Exercise prompt:
Report the number of lines in these entries that contain "Buffets". Write only the number.

Records from a data source:
###

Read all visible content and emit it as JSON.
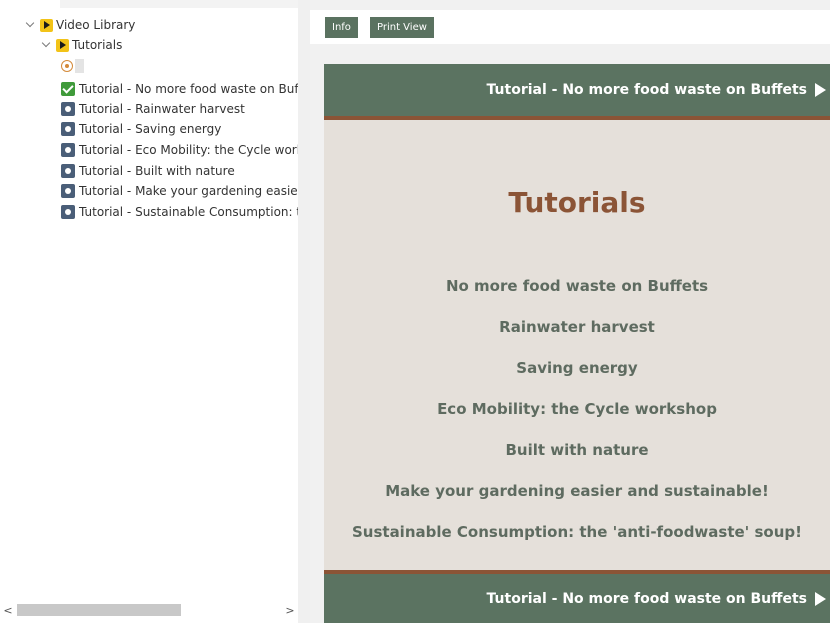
{
  "tree": {
    "root": {
      "label": "Video Library"
    },
    "folder": {
      "label": "Tutorials"
    },
    "items": [
      {
        "label": "Tutorial - No more food waste on Buff",
        "state": "checked"
      },
      {
        "label": "Tutorial - Rainwater harvest",
        "state": "normal"
      },
      {
        "label": "Tutorial - Saving energy",
        "state": "normal"
      },
      {
        "label": "Tutorial - Eco Mobility: the Cycle works",
        "state": "normal"
      },
      {
        "label": "Tutorial - Built with nature",
        "state": "normal"
      },
      {
        "label": "Tutorial - Make your gardening easier",
        "state": "normal"
      },
      {
        "label": "Tutorial - Sustainable Consumption: th",
        "state": "normal"
      }
    ],
    "scroll_left": "<",
    "scroll_right": ">"
  },
  "toolbar": {
    "info_label": "Info",
    "print_label": "Print View"
  },
  "document": {
    "top_banner": "Tutorial - No more food waste on Buffets",
    "bottom_banner": "Tutorial - No more food waste on Buffets",
    "title": "Tutorials",
    "toc": [
      "No more food waste on Buffets",
      "Rainwater harvest",
      "Saving energy",
      "Eco Mobility: the Cycle workshop",
      "Built with nature",
      "Make your gardening easier and sustainable!",
      "Sustainable Consumption: the 'anti-foodwaste' soup!"
    ]
  },
  "colors": {
    "accent_green": "#5b7361",
    "accent_brown": "#8b5436",
    "doc_background": "#e5e0da",
    "folder_yellow": "#f2c318",
    "check_green": "#3f9a3a"
  },
  "icons": {
    "tree_expand": "chevron-down-icon",
    "folder": "video-folder-icon",
    "item": "video-item-icon",
    "checked_item": "checkmark-icon",
    "locator": "locate-target-icon",
    "banner_next": "play-arrow-icon"
  }
}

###

Solved exercise:
3